Taiwan Sun Cake Museum
The museum is located in Quan An Tang (全安堂), a former pharmacy that once sold medicinal products and everyday essentials. Despite its past as a pharmacy, the building’s exterior has a historical appearance, characterised by its red bricks, arches, and carvings, making it a fitting location for a museum.
Upon entering the museum, I was initially struck by its appearance, which seemed more like a high-end retail store with various products for sale displayed in glass cases. There were also seating areas available for those who wished to purchase and try some pastries on-site.
While we were supposed to be able to observe the making of sun cakes in real-time, no chef was present during our visit.
Proceeding to the second floor, that’s where the main exhibition is housed. Visitors can gain more insight into the life story of Wei Qing-hai and the tools used to make sun cakes, among other things.
Tasting the pastries
Decided to purchase a few pieces of pastries to sample. The sales staff was eager to promote the large gift boxes, but we opted for individual pieces, as we only wanted to try them for fun.

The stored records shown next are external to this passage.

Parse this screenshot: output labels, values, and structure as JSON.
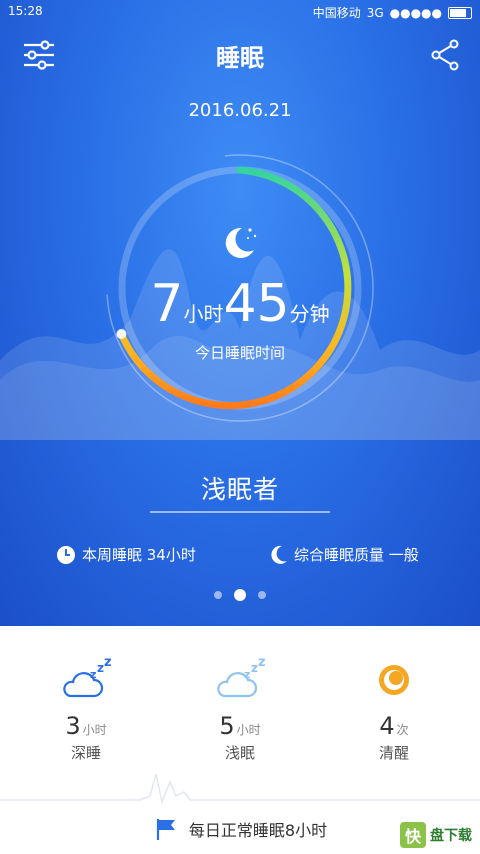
{
  "status_bar": {
    "time": "15:28",
    "carrier": "中国移动",
    "network": "3G",
    "signal": "●●●●●"
  },
  "header": {
    "title": "睡眠",
    "settings_icon": "sliders-icon",
    "share_icon": "share-icon"
  },
  "date": "2016.06.21",
  "sleep": {
    "hours": "7",
    "hours_unit": "小时",
    "minutes": "45",
    "minutes_unit": "分钟",
    "label": "今日睡眠时间"
  },
  "sleeper_type": "浅眠者",
  "stats": {
    "weekly": "本周睡眠 34小时",
    "quality": "综合睡眠质量 一般"
  },
  "pager": {
    "count": 3,
    "active": 1
  },
  "cards": [
    {
      "value": "3",
      "unit": "小时",
      "label": "深睡",
      "icon": "deep-sleep-cloud-icon"
    },
    {
      "value": "5",
      "unit": "小时",
      "label": "浅眠",
      "icon": "light-sleep-cloud-icon"
    },
    {
      "value": "4",
      "unit": "次",
      "label": "清醒",
      "icon": "awake-icon"
    }
  ],
  "goal": "每日正常睡眠8小时",
  "brand": {
    "logo": "快",
    "name": "盘下载"
  },
  "colors": {
    "background_blue": "#2a6fe6",
    "ring_green": "#3ddc84",
    "ring_orange": "#ff8c1a",
    "accent_yellow": "#f5a623"
  }
}
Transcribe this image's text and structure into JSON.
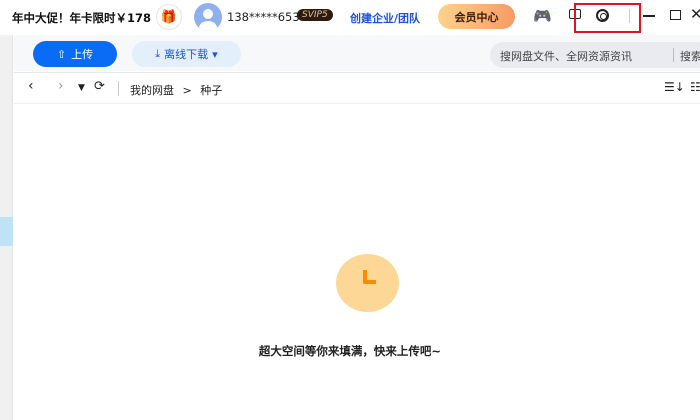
{
  "topbar": {
    "promo": "年中大促！年卡限时￥178",
    "phone": "138*****653",
    "vip_badge": "SVIP5",
    "enterprise_link": "创建企业/团队",
    "member_center": "会员中心"
  },
  "toolbar": {
    "upload_label": "上传",
    "offline_download_label": "离线下载",
    "search_placeholder": "搜网盘文件、全网资源资讯",
    "search_button": "搜索"
  },
  "breadcrumb": {
    "root": "我的网盘",
    "separator": ">",
    "current": "种子"
  },
  "empty_state": {
    "message": "超大空间等你来填满，快来上传吧~"
  },
  "colors": {
    "accent": "#0a6cf5",
    "highlight_box": "#e0141e"
  }
}
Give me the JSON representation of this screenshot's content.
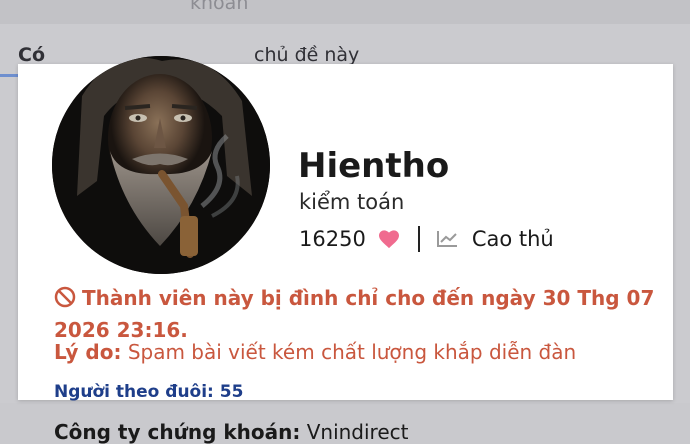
{
  "background": {
    "top_text": "khoản",
    "tab_prefix": "Có",
    "topic_text": "chủ đề này"
  },
  "profile": {
    "username": "Hientho",
    "title": "kiểm toán",
    "likes": "16250",
    "rank": "Cao thủ",
    "heart_color": "#f06b8f",
    "ban_message": "Thành viên này bị đình chỉ cho đến ngày 30 Thg 07 2026 23:16.",
    "ban_color": "#c9573e",
    "reason_label": "Lý do:",
    "reason_text": "Spam bài viết kém chất lượng khắp diễn đàn",
    "followers_text": "Người theo đuôi: 55",
    "followers_color": "#1e3e8a",
    "company_label": "Công ty chứng khoán:",
    "company_value": "Vnindirect"
  },
  "icons": {
    "heart": "heart-icon",
    "chart": "chart-line-icon",
    "ban": "ban-icon"
  }
}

Sun cake (original)
My experience with sun cakes was limited, so I couldn’t accurately determine if it was good or not. However, my personal opinion was that the taste was a bit lacklustre. While it wasn’t overly sweet, it also lacked sufficient flavour. The crust was extremely flaky, though. On the whole, the pastries tasted fresh.
Sun cake (honey)
This sun cake tasted better than expected, with the honey flavor being particularly prominent.
In comparison, I found the pineapple cake to be more to my liking than the sun cakes, although it still wasn’t the best I’ve ever tasted.
I thought the term “museum” is misleading as the exhibits were not particularly noteworthy. Essentially, this location serves primarily as a tourist-oriented food gift shop. The prices are on the high end, likely due to the use of high-quality packaging, which in my opinion was not necessary. Furthermore, the sun cakes themselves were not particularly impressive. During our visit, we were the only visitors, which was amusing. If you have spare time, you could visit this place. However, if you have limited time, it may be best to skip this “attraction.”